Required work:
Locate the string "Desktop" in the records below. Copy every line where it occurs.

[Excerpts from an interface dataset]

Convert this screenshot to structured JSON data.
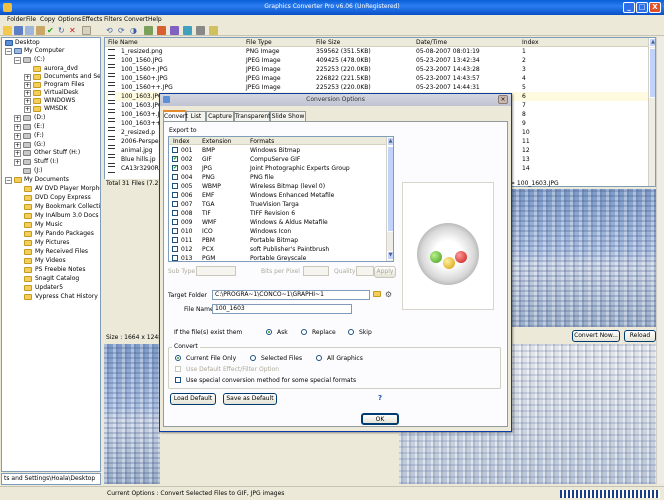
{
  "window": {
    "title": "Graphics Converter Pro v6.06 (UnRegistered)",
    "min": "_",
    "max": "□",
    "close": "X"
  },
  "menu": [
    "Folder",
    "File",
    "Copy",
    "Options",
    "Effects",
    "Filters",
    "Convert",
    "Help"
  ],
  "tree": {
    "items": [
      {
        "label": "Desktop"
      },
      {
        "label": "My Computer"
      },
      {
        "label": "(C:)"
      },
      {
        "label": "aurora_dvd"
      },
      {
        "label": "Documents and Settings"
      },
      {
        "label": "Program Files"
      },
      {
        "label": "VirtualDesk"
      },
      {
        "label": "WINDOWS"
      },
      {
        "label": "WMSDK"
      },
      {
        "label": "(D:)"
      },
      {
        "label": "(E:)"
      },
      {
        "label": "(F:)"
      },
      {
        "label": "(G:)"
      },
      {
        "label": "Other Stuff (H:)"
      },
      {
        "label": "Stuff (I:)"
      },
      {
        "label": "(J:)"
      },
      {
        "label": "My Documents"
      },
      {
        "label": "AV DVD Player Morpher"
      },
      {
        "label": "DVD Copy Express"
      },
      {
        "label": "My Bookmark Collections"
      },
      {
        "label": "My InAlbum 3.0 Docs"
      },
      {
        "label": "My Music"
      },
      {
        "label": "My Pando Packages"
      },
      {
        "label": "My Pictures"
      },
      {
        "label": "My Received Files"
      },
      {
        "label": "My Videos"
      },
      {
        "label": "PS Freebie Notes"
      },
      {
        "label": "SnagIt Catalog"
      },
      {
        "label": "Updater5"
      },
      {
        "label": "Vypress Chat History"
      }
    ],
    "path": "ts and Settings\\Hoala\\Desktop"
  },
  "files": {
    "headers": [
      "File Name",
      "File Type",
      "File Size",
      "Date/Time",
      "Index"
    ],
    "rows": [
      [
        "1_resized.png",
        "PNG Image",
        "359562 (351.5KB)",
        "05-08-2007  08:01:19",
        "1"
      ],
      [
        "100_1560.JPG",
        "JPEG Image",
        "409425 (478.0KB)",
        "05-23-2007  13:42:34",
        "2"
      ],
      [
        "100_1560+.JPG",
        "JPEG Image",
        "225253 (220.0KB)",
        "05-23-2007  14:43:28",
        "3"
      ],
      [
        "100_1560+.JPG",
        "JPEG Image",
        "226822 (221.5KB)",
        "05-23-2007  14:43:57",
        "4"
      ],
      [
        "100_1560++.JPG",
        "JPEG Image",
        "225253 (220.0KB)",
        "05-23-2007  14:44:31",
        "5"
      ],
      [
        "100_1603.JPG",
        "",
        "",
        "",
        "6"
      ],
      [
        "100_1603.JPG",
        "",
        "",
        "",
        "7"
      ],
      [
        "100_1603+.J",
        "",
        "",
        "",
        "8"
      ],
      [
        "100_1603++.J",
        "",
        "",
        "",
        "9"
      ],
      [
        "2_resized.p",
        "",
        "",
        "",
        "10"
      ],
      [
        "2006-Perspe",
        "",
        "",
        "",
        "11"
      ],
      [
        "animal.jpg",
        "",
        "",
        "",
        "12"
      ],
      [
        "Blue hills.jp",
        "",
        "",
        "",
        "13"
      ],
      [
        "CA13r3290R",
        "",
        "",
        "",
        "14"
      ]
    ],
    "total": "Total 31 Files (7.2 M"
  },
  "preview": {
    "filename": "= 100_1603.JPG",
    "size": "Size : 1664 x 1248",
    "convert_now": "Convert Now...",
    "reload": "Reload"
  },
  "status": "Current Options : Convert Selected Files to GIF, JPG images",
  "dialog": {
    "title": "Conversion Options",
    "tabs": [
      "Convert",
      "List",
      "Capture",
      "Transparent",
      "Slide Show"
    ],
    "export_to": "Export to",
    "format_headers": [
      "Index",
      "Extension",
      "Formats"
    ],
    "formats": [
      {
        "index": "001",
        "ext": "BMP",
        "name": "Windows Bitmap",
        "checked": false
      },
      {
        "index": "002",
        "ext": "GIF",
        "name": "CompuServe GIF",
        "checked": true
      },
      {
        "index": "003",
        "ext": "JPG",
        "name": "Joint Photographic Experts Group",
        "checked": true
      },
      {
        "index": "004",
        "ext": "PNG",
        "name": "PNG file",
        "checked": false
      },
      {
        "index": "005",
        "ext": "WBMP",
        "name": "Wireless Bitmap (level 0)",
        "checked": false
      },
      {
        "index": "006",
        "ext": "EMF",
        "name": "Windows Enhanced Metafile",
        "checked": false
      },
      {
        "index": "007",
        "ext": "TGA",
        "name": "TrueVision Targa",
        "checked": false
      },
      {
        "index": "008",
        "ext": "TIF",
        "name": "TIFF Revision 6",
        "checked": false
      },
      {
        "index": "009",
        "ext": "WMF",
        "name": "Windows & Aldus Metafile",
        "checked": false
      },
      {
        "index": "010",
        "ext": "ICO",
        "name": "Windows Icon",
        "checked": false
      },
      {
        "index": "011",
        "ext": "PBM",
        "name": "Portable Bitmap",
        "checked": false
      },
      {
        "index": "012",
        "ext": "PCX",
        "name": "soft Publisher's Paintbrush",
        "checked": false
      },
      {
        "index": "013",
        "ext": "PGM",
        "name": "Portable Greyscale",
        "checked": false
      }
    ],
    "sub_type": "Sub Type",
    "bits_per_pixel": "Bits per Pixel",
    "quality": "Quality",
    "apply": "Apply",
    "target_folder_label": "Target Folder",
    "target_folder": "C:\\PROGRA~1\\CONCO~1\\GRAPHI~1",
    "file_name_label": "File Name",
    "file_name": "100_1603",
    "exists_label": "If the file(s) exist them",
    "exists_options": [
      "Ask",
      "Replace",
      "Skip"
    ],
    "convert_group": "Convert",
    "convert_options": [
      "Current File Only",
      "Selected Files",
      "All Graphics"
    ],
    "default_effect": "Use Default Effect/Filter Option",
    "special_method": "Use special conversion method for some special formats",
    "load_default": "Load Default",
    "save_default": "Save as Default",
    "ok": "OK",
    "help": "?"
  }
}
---
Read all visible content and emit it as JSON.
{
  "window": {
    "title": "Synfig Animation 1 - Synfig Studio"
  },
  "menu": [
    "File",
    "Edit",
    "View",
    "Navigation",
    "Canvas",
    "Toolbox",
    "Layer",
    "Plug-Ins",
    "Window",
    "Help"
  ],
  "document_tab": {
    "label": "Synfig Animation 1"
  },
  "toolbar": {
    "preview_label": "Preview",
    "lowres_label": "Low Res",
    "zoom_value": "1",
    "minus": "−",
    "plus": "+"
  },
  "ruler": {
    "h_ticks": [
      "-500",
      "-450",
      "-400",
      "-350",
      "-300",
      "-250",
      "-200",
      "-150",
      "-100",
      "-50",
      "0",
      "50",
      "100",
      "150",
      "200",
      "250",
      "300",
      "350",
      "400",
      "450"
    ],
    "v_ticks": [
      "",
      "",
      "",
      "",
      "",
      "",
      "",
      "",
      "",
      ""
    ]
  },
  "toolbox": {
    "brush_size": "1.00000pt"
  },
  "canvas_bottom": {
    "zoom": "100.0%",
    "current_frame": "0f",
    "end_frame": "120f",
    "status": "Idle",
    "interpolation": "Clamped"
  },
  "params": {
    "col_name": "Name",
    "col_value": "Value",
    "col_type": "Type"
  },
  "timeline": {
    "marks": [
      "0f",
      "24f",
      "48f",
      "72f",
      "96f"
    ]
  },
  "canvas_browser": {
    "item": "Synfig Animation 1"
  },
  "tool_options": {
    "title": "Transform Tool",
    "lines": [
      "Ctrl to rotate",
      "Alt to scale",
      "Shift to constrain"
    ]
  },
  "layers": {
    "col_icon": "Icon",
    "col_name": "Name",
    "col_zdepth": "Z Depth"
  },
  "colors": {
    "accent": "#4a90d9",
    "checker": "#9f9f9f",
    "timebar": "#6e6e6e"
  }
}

Task response:
        "label": "Desktop"
    "path": "ts and Settings\\Hoala\\Desktop"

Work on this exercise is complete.